446. Widow Widdle. Or a Thousand Pounds a Year. - I once was dressy, volatile, and rich as any Jew (10 verses.) New York: H. De Marsan, n.d. Border: Typographical ornament. Wolf 2637a.

447. The Widow's Last Prayer. - Oh! Mother dear, leave off crying (4 verses.) New York: H. De Marsan, n.d. Border: De Marsan fountain. Wolf 2638.

448. The Wife's Lament. A New Temperance Song. - My Connor was loving, gentle and kind (5 verses and 2 choruses.) By Archibald Scott. Air - "Dear Irish Boy." New York: H. De Marsan, n.d. Border: De Marsan musical instruments, colored. Wolf 2641.

449. Will Friendship Buy Us Bread. - Mother! she spoke of friendship; what did the lady mean? (4 verses.) By Wm. Shires. With a three-line narrative. New York: Andrews, n.d. Border: Typographical ornament. Wolf 2645.

450. William of the Ferry. - Near Clyde's gay stream there liv'd a maid (4 verses.) New York: Andrews, n.d. Border: Typographical ornament. See Wolf 2651.

451. Willie Gray. Or Answer to Kitty Clyde. - Oh! who has not see Willie Gray (4 verses and chorus.) New York: H. De Marsan, n.d. Border: De Marsan comic heads. Not in Wolf.

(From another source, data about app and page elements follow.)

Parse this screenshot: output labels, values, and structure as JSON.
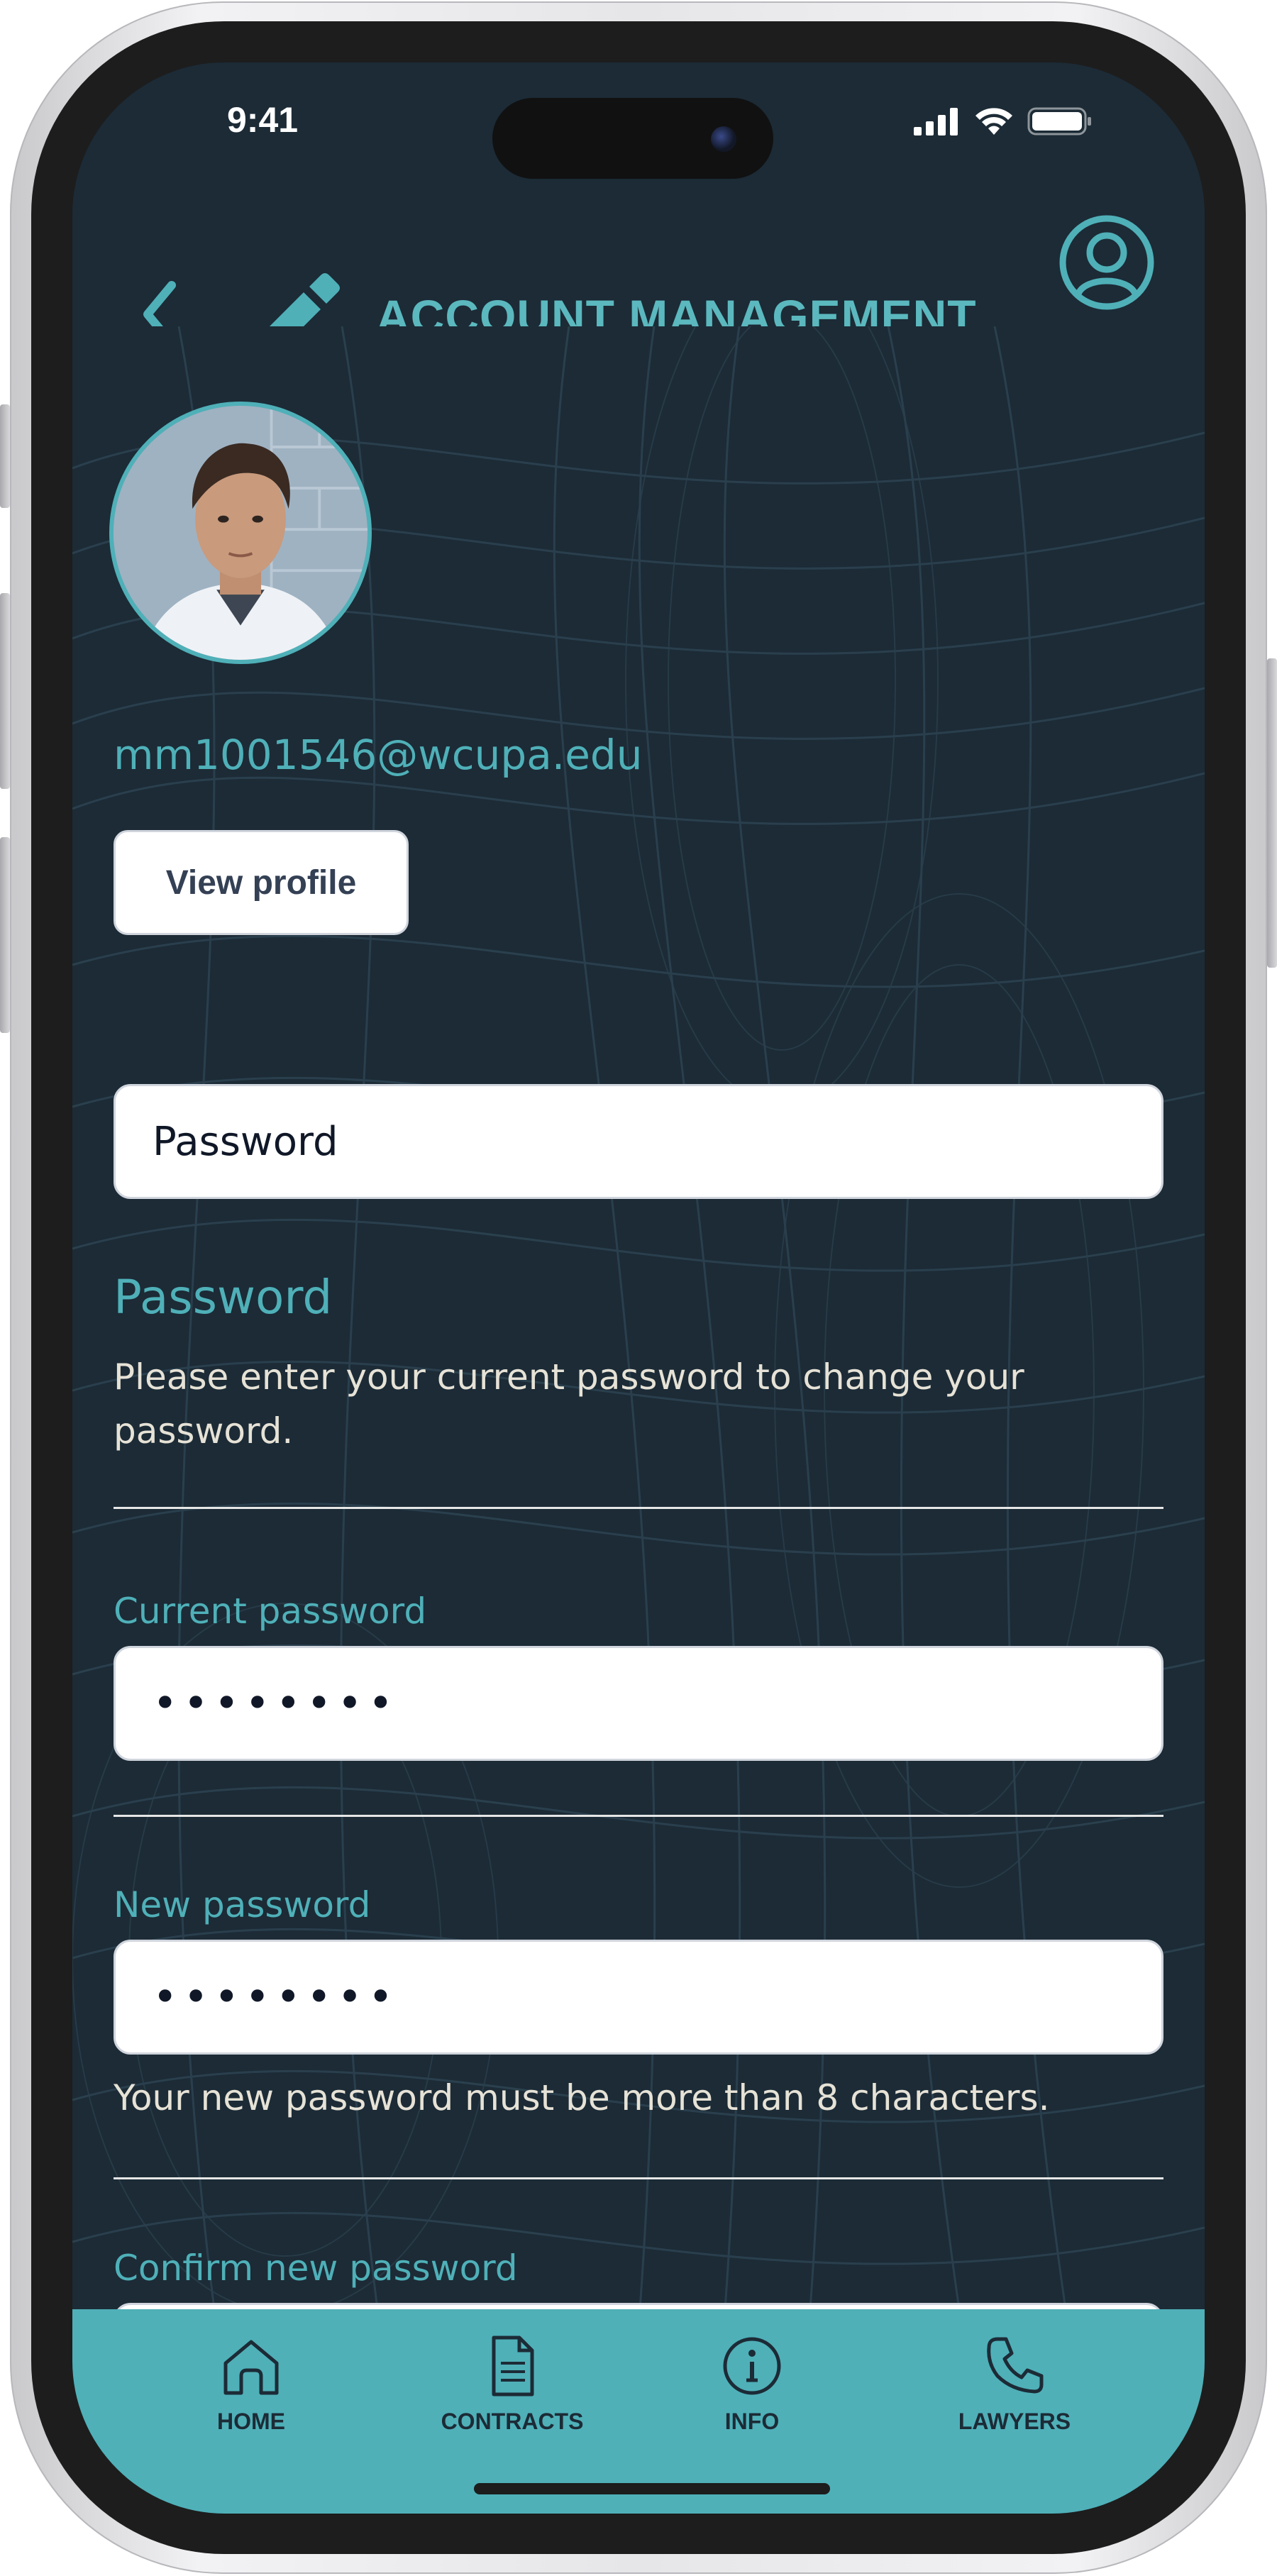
{
  "status_bar": {
    "time": "9:41"
  },
  "header": {
    "title": "ACCOUNT MANAGEMENT"
  },
  "profile": {
    "email": "mm1001546@wcupa.edu",
    "view_profile_label": "View profile"
  },
  "section": {
    "selector_label": "Password",
    "title": "Password",
    "description": "Please enter your current password to change your password."
  },
  "form": {
    "current_label": "Current password",
    "current_value": "••••••••",
    "new_label": "New password",
    "new_value": "••••••••",
    "new_hint": "Your new password must be more than 8 characters.",
    "confirm_label": "Confirm new password",
    "confirm_value": "••••••••"
  },
  "nav": {
    "items": [
      {
        "label": "HOME",
        "icon": "home-icon"
      },
      {
        "label": "CONTRACTS",
        "icon": "document-icon"
      },
      {
        "label": "INFO",
        "icon": "info-icon"
      },
      {
        "label": "LAWYERS",
        "icon": "phone-icon"
      }
    ]
  },
  "colors": {
    "accent": "#4fb0b8",
    "background": "#1c2b36",
    "nav_background": "#4fb0b8"
  }
}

452. Willie's Welcome Home. Answer to Willie, We Have Missed You. - Yes, Annie dear, my lov'd one (3 verses.) Words by A. Fleetwood. Music by A. Von Smit. New York: H. De Marsan, n.d. Border: De Marsan kissing cupids. See Wolf 2656.

453. Will They Weep for Me at Home. - Will they weep for me at home (3 verses.) Air - "Do They Think of Me at Home" - by Walter Warren. No.850. Boston: Horace Partridge, n.d. Border: Typographical ornament. Wolf 2647d.

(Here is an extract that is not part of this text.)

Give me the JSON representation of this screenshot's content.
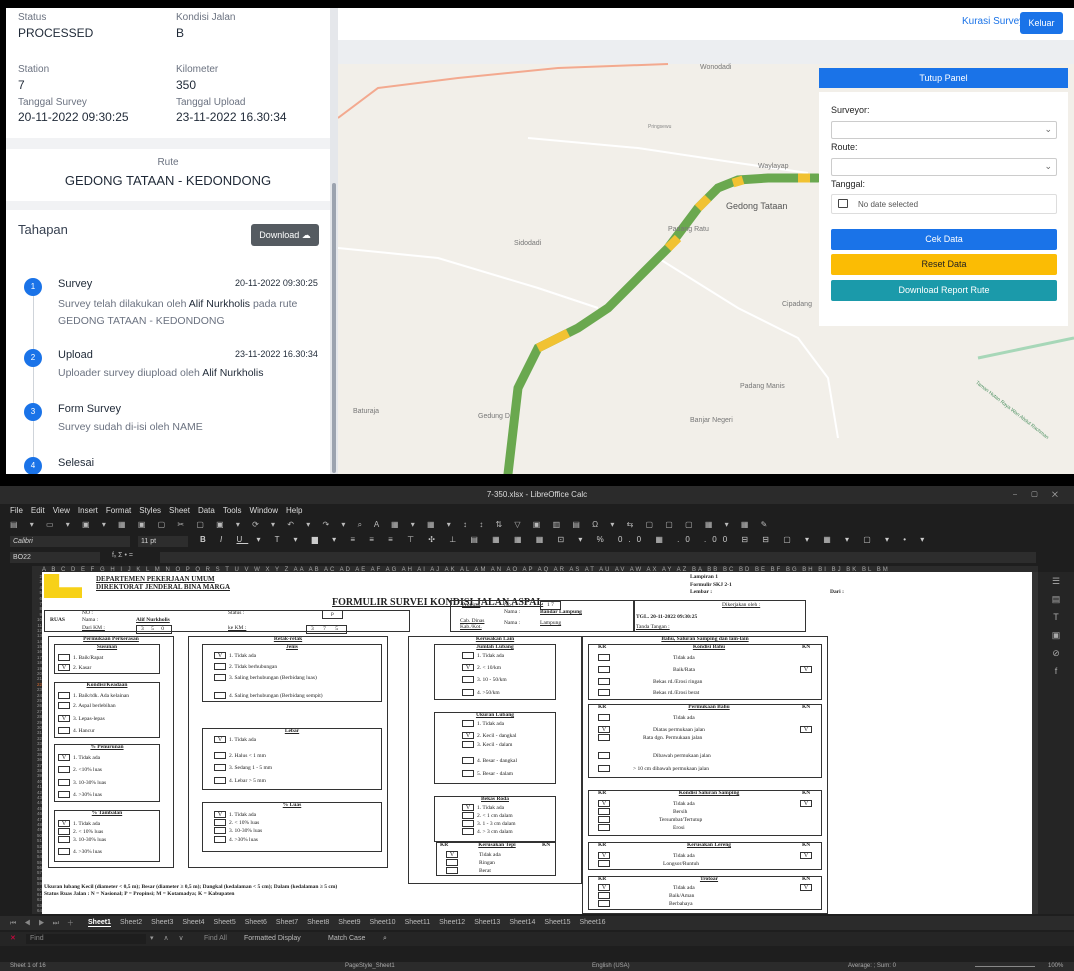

454. Woodman, Spare That Tree. - Woodman, spare that tree! (4 verses.) No.213. New York: J. Wrigley, n.d. Border: Wrigley kissing cupids. Not in Wolf.

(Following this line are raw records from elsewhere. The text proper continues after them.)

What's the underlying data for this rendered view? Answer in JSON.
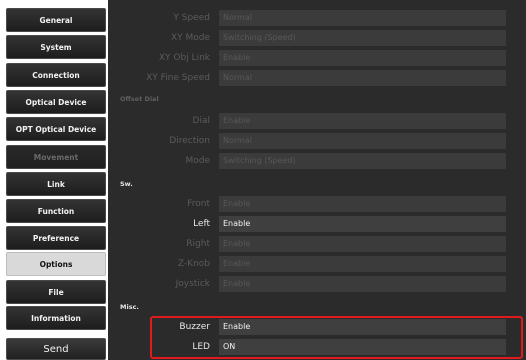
{
  "sidebar": {
    "items": [
      {
        "label": "General"
      },
      {
        "label": "System"
      },
      {
        "label": "Connection"
      },
      {
        "label": "Optical Device"
      },
      {
        "label": "OPT Optical Device"
      },
      {
        "label": "Movement"
      },
      {
        "label": "Link"
      },
      {
        "label": "Function"
      },
      {
        "label": "Preference"
      },
      {
        "label": "Options"
      },
      {
        "label": "File"
      },
      {
        "label": "Information"
      }
    ],
    "send_label": "Send"
  },
  "movement_rows": [
    {
      "label": "Y Speed",
      "value": "Normal"
    },
    {
      "label": "XY Mode",
      "value": "Switching (Speed)"
    },
    {
      "label": "XY Obj Link",
      "value": "Enable"
    },
    {
      "label": "XY Fine Speed",
      "value": "Normal"
    }
  ],
  "offset_dial": {
    "title": "Offset Dial",
    "rows": [
      {
        "label": "Dial",
        "value": "Enable"
      },
      {
        "label": "Direction",
        "value": "Normal"
      },
      {
        "label": "Mode",
        "value": "Switching (Speed)"
      }
    ]
  },
  "sw": {
    "title": "Sw.",
    "rows": [
      {
        "label": "Front",
        "value": "Enable"
      },
      {
        "label": "Left",
        "value": "Enable"
      },
      {
        "label": "Right",
        "value": "Enable"
      },
      {
        "label": "Z-Knob",
        "value": "Enable"
      },
      {
        "label": "Joystick",
        "value": "Enable"
      }
    ]
  },
  "misc": {
    "title": "Misc.",
    "rows": [
      {
        "label": "Buzzer",
        "value": "Enable"
      },
      {
        "label": "LED",
        "value": "ON"
      }
    ]
  },
  "colors": {
    "highlight": "#e11b1b",
    "panel_bg": "#2b2b2b",
    "selected_nav": "#d9d9d9"
  }
}
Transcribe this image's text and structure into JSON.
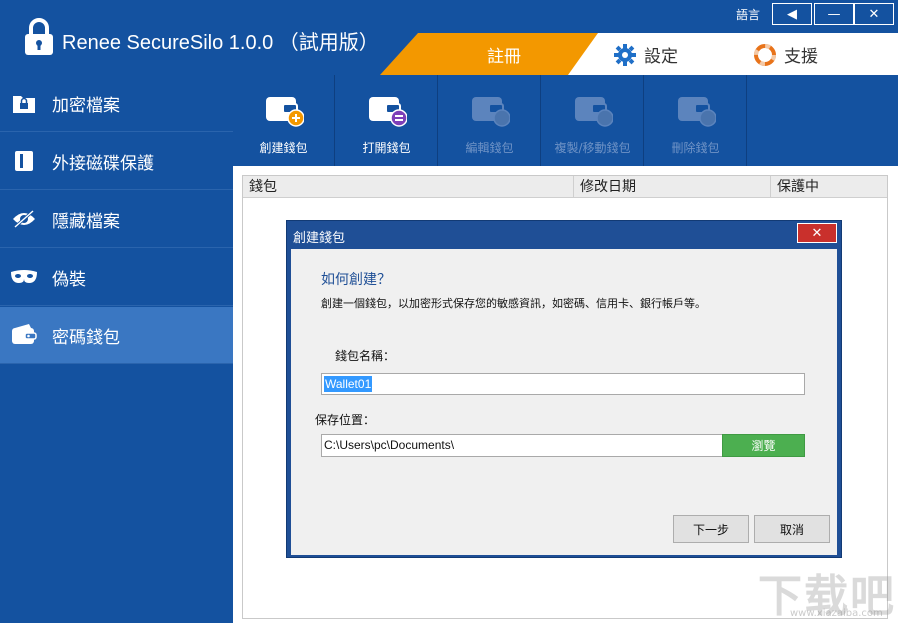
{
  "app": {
    "title": "Renee SecureSilo 1.0.0 （試用版）",
    "language_label": "語言"
  },
  "window_controls": {
    "back": "◀",
    "minimize": "—",
    "close": "✕"
  },
  "top_tabs": {
    "register": "註冊",
    "settings": "設定",
    "support": "支援"
  },
  "sidebar": {
    "items": [
      {
        "label": "加密檔案",
        "icon": "lock-folder-icon"
      },
      {
        "label": "外接磁碟保護",
        "icon": "usb-drive-icon"
      },
      {
        "label": "隱藏檔案",
        "icon": "eye-slash-icon"
      },
      {
        "label": "偽裝",
        "icon": "mask-icon"
      },
      {
        "label": "密碼錢包",
        "icon": "wallet-icon"
      }
    ],
    "active_index": 4
  },
  "toolbar": {
    "create": "創建錢包",
    "open": "打開錢包",
    "edit": "編輯錢包",
    "copy_move": "複製/移動錢包",
    "delete": "刪除錢包"
  },
  "list": {
    "columns": [
      "錢包",
      "修改日期",
      "保護中"
    ]
  },
  "dialog": {
    "title": "創建錢包",
    "close": "✕",
    "heading": "如何創建？",
    "description": "創建一個錢包，以加密形式保存您的敏感資訊，如密碼、信用卡、銀行帳戶等。",
    "name_label": "錢包名稱：",
    "name_value": "Wallet01",
    "location_label": "保存位置：",
    "location_value": "C:\\Users\\pc\\Documents\\",
    "browse": "瀏覽",
    "next": "下一步",
    "cancel": "取消"
  },
  "watermark": {
    "text": "下载吧",
    "url": "www.xiazaiba.com"
  },
  "colors": {
    "primary": "#1452a0",
    "accent": "#f39800",
    "sidebar_active": "#3a77c2",
    "browse_green": "#4caf50",
    "close_red": "#c9302c"
  }
}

455. Woodman, Spare That Tree. - Woodman, spare that tree! (4 verses.) New York: H. De Marsan, n.d. Border: De Marsan trapper. Not in Wolf.

456. Yankee Doodle Uncle Sam. - I'm Yankee-doodle Uncle Sam (8 verses and chorus.) As sung by Tony Pastor, also by D. McConhay. Tune.- "Bag of Nails." Philadelphia: Johnson, n.d. Wolf 2688.

457. The Yellow-Hair'd Laddie. - In April, when the primroses paint the sweet plain (5 verses.) New York: H. De Marsan, n.d. Border: De Marsan Ethiopian, colored. Not in Wolf.

458. Ye Winged Winds. - Tell me, ye winged winds, that round my pathway roar (4 verses and 2 choruses.) Sung by T. B. Prendergast, at Bryants' Minstrels. New York: H. De Marsan, 1860. Border: De Marsan fountain, colored. Not in Wolf.

459. You Would Not Leave Your Norah! - "You would not leave your Norah! (3 verses.) New York: H. De Marsan, n.d. Border: De Marsan military cupid. See Wolf 2707.

List created by ZAMBONI & HUNTINGTON
P.O. Box 275, McMinnville, Oregon 97128